→ **What is needed**
Reproduce the entries exactly, but keep the pictures out of the copy.

[Page and application data records]
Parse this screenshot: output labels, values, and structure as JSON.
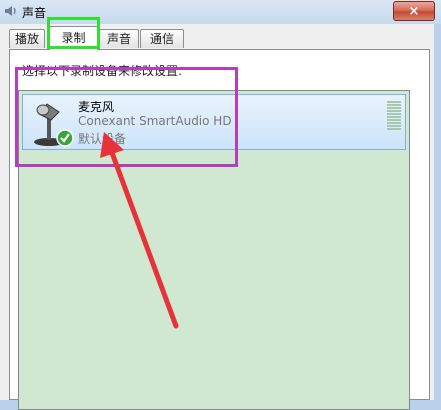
{
  "window": {
    "title": "声音",
    "icon": "speaker-icon",
    "close_label": "×"
  },
  "tabs": [
    {
      "label": "播放",
      "selected": false
    },
    {
      "label": "录制",
      "selected": true
    },
    {
      "label": "声音",
      "selected": false
    },
    {
      "label": "通信",
      "selected": false
    }
  ],
  "main": {
    "instruction": "选择以下录制设备来修改设置:",
    "devices": [
      {
        "name": "麦克风",
        "driver": "Conexant SmartAudio HD",
        "status": "默认设备",
        "icon": "microphone-icon",
        "badge": "default-check-icon",
        "selected": true
      }
    ]
  },
  "annotations": {
    "tab_highlight_color": "#2fe02f",
    "device_highlight_color": "#b73cc2",
    "arrow_color": "#e8323a"
  },
  "colors": {
    "list_background": "#cfe8cf",
    "selection_border": "#7fb1e8"
  }
}
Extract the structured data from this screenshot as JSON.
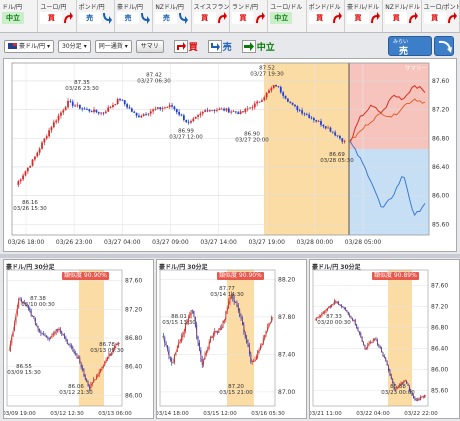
{
  "strip": [
    {
      "pair": "ドル/円",
      "signal": "中立",
      "kind": "neu"
    },
    {
      "pair": "ユーロ/円",
      "signal": "買",
      "kind": "buy"
    },
    {
      "pair": "ポンド/円",
      "signal": "売",
      "kind": "sell"
    },
    {
      "pair": "豪ドル/円",
      "signal": "売",
      "kind": "sell"
    },
    {
      "pair": "NZドル/円",
      "signal": "売",
      "kind": "sell"
    },
    {
      "pair": "スイスフラン/円",
      "signal": "買",
      "kind": "buy"
    },
    {
      "pair": "ランド/円",
      "signal": "買",
      "kind": "buy"
    },
    {
      "pair": "ユーロ/ドル",
      "signal": "中立",
      "kind": "neu"
    },
    {
      "pair": "ポンド/ドル",
      "signal": "買",
      "kind": "buy"
    },
    {
      "pair": "豪ドル/ドル",
      "signal": "買",
      "kind": "buy"
    },
    {
      "pair": "NZドル/ドル",
      "signal": "買",
      "kind": "buy"
    },
    {
      "pair": "ユーロ/ポンド",
      "signal": "買",
      "kind": "buy"
    }
  ],
  "toolbar": {
    "pair_select": "豪ドル/円",
    "interval_select": "30分足",
    "pattern_select": "同一通貨",
    "summary_button": "サマリ",
    "buy_label": "買",
    "sell_label": "売",
    "neutral_label": "中立",
    "mirai_top": "みらい",
    "mirai_signal": "売"
  },
  "main": {
    "forecast_tag": "サマリー",
    "y_ticks": [
      "87.60",
      "87.20",
      "86.80",
      "86.40",
      "86.00",
      "85.60"
    ],
    "x_ticks": [
      "03/26 18:00",
      "03/26 23:00",
      "03/27 04:00",
      "03/27 09:00",
      "03/27 14:00",
      "03/27 19:00",
      "03/28 00:00",
      "03/28 05:00"
    ],
    "annotations": [
      {
        "price": "86.16",
        "time": "03/26 15:30"
      },
      {
        "price": "87.35",
        "time": "03/26 23:30"
      },
      {
        "price": "87.42",
        "time": "03/27 06:30"
      },
      {
        "price": "86.99",
        "time": "03/27 12:00"
      },
      {
        "price": "87.52",
        "time": "03/27 19:30"
      },
      {
        "price": "86.90",
        "time": "03/27 20:00"
      },
      {
        "price": "86.69",
        "time": "03/28 05:30"
      }
    ]
  },
  "minis": [
    {
      "title": "豪ドル/円 30分足",
      "badge": "類似度 90.90%",
      "y_ticks": [
        "87.60",
        "87.20",
        "86.80",
        "86.40",
        "86.00"
      ],
      "x_ticks": [
        "03/09 19:00",
        "03/12 12:30",
        "03/13 06:00"
      ],
      "annotations": [
        {
          "price": "87.38",
          "time": "03/10 00:30"
        },
        {
          "price": "86.55",
          "time": "03/09 15:30"
        },
        {
          "price": "86.78",
          "time": "03/13 09:30"
        },
        {
          "price": "86.06",
          "time": "03/12 21:30"
        }
      ]
    },
    {
      "title": "豪ドル/円 30分足",
      "badge": "類似度 90.90%",
      "y_ticks": [
        "88.20",
        "87.80",
        "87.40",
        "87.00"
      ],
      "x_ticks": [
        "03/14 18:00",
        "03/15 12:00",
        "03/16 05:30"
      ],
      "annotations": [
        {
          "price": "88.01",
          "time": "03/15 13:30"
        },
        {
          "price": "87.77",
          "time": "03/14 14:30"
        },
        {
          "price": "87.20",
          "time": "03/15 21:00"
        }
      ]
    },
    {
      "title": "豪ドル/円 30分足",
      "badge": "類似度 90.89%",
      "y_ticks": [
        "87.60",
        "87.20",
        "86.80",
        "86.40",
        "86.00",
        "85.60"
      ],
      "x_ticks": [
        "03/21 11:00",
        "03/22 04:00",
        "03/22 22:00"
      ],
      "annotations": [
        {
          "price": "87.33",
          "time": "03/20 00:30"
        },
        {
          "price": "85.38",
          "time": "03/23 00:00"
        }
      ]
    }
  ],
  "colors": {
    "up": "#d52b2b",
    "down": "#1f3fd2",
    "highlight": "#fbdca4",
    "forecastRed": "#f6c3bd",
    "forecastBlue": "#c7dff5"
  }
}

→ **Response to this exercise**
Parse this screenshot: output labels, values, and structure as JSON.
{
  "window": {
    "title": "声音",
    "icon": "speaker-icon",
    "close_label": "×"
  },
  "tabs": [
    {
      "label": "播放",
      "selected": false
    },
    {
      "label": "录制",
      "selected": true
    },
    {
      "label": "声音",
      "selected": false
    },
    {
      "label": "通信",
      "selected": false
    }
  ],
  "main": {
    "instruction": "选择以下录制设备来修改设置:",
    "devices": [
      {
        "name": "麦克风",
        "driver": "Conexant SmartAudio HD",
        "status": "默认设备",
        "icon": "microphone-icon",
        "badge": "default-check-icon",
        "selected": true
      }
    ]
  },
  "annotations": {
    "tab_highlight_color": "#2fe02f",
    "device_highlight_color": "#b73cc2",
    "arrow_color": "#e8323a"
  },
  "colors": {
    "list_background": "#cfe8cf",
    "selection_border": "#7fb1e8"
  }
}
Extract the structured data from this screenshot as JSON.
{
  "strip": [
    {
      "pair": "ドル/円",
      "signal": "中立",
      "kind": "neu"
    },
    {
      "pair": "ユーロ/円",
      "signal": "買",
      "kind": "buy"
    },
    {
      "pair": "ポンド/円",
      "signal": "売",
      "kind": "sell"
    },
    {
      "pair": "豪ドル/円",
      "signal": "売",
      "kind": "sell"
    },
    {
      "pair": "NZドル/円",
      "signal": "売",
      "kind": "sell"
    },
    {
      "pair": "スイスフラン/円",
      "signal": "買",
      "kind": "buy"
    },
    {
      "pair": "ランド/円",
      "signal": "買",
      "kind": "buy"
    },
    {
      "pair": "ユーロ/ドル",
      "signal": "中立",
      "kind": "neu"
    },
    {
      "pair": "ポンド/ドル",
      "signal": "買",
      "kind": "buy"
    },
    {
      "pair": "豪ドル/ドル",
      "signal": "買",
      "kind": "buy"
    },
    {
      "pair": "NZドル/ドル",
      "signal": "買",
      "kind": "buy"
    },
    {
      "pair": "ユーロ/ポンド",
      "signal": "買",
      "kind": "buy"
    }
  ],
  "toolbar": {
    "pair_select": "豪ドル/円",
    "interval_select": "30分足",
    "pattern_select": "同一通貨",
    "summary_button": "サマリ",
    "buy_label": "買",
    "sell_label": "売",
    "neutral_label": "中立",
    "mirai_top": "みらい",
    "mirai_signal": "売"
  },
  "main": {
    "forecast_tag": "サマリー",
    "y_ticks": [
      "87.60",
      "87.20",
      "86.80",
      "86.40",
      "86.00",
      "85.60"
    ],
    "x_ticks": [
      "03/26 18:00",
      "03/26 23:00",
      "03/27 04:00",
      "03/27 09:00",
      "03/27 14:00",
      "03/27 19:00",
      "03/28 00:00",
      "03/28 05:00"
    ],
    "annotations": [
      {
        "price": "86.16",
        "time": "03/26 15:30"
      },
      {
        "price": "87.35",
        "time": "03/26 23:30"
      },
      {
        "price": "87.42",
        "time": "03/27 06:30"
      },
      {
        "price": "86.99",
        "time": "03/27 12:00"
      },
      {
        "price": "87.52",
        "time": "03/27 19:30"
      },
      {
        "price": "86.90",
        "time": "03/27 20:00"
      },
      {
        "price": "86.69",
        "time": "03/28 05:30"
      }
    ]
  },
  "minis": [
    {
      "title": "豪ドル/円 30分足",
      "badge": "類似度 90.90%",
      "y_ticks": [
        "87.60",
        "87.20",
        "86.80",
        "86.40",
        "86.00"
      ],
      "x_ticks": [
        "03/09 19:00",
        "03/12 12:30",
        "03/13 06:00"
      ],
      "annotations": [
        {
          "price": "87.38",
          "time": "03/10 00:30"
        },
        {
          "price": "86.55",
          "time": "03/09 15:30"
        },
        {
          "price": "86.78",
          "time": "03/13 09:30"
        },
        {
          "price": "86.06",
          "time": "03/12 21:30"
        }
      ]
    },
    {
      "title": "豪ドル/円 30分足",
      "badge": "類似度 90.90%",
      "y_ticks": [
        "88.20",
        "87.80",
        "87.40",
        "87.00"
      ],
      "x_ticks": [
        "03/14 18:00",
        "03/15 12:00",
        "03/16 05:30"
      ],
      "annotations": [
        {
          "price": "88.01",
          "time": "03/15 13:30"
        },
        {
          "price": "87.77",
          "time": "03/14 14:30"
        },
        {
          "price": "87.20",
          "time": "03/15 21:00"
        }
      ]
    },
    {
      "title": "豪ドル/円 30分足",
      "badge": "類似度 90.89%",
      "y_ticks": [
        "87.60",
        "87.20",
        "86.80",
        "86.40",
        "86.00",
        "85.60"
      ],
      "x_ticks": [
        "03/21 11:00",
        "03/22 04:00",
        "03/22 22:00"
      ],
      "annotations": [
        {
          "price": "87.33",
          "time": "03/20 00:30"
        },
        {
          "price": "85.38",
          "time": "03/23 00:00"
        }
      ]
    }
  ],
  "colors": {
    "up": "#d52b2b",
    "down": "#1f3fd2",
    "highlight": "#fbdca4",
    "forecastRed": "#f6c3bd",
    "forecastBlue": "#c7dff5"
  }
}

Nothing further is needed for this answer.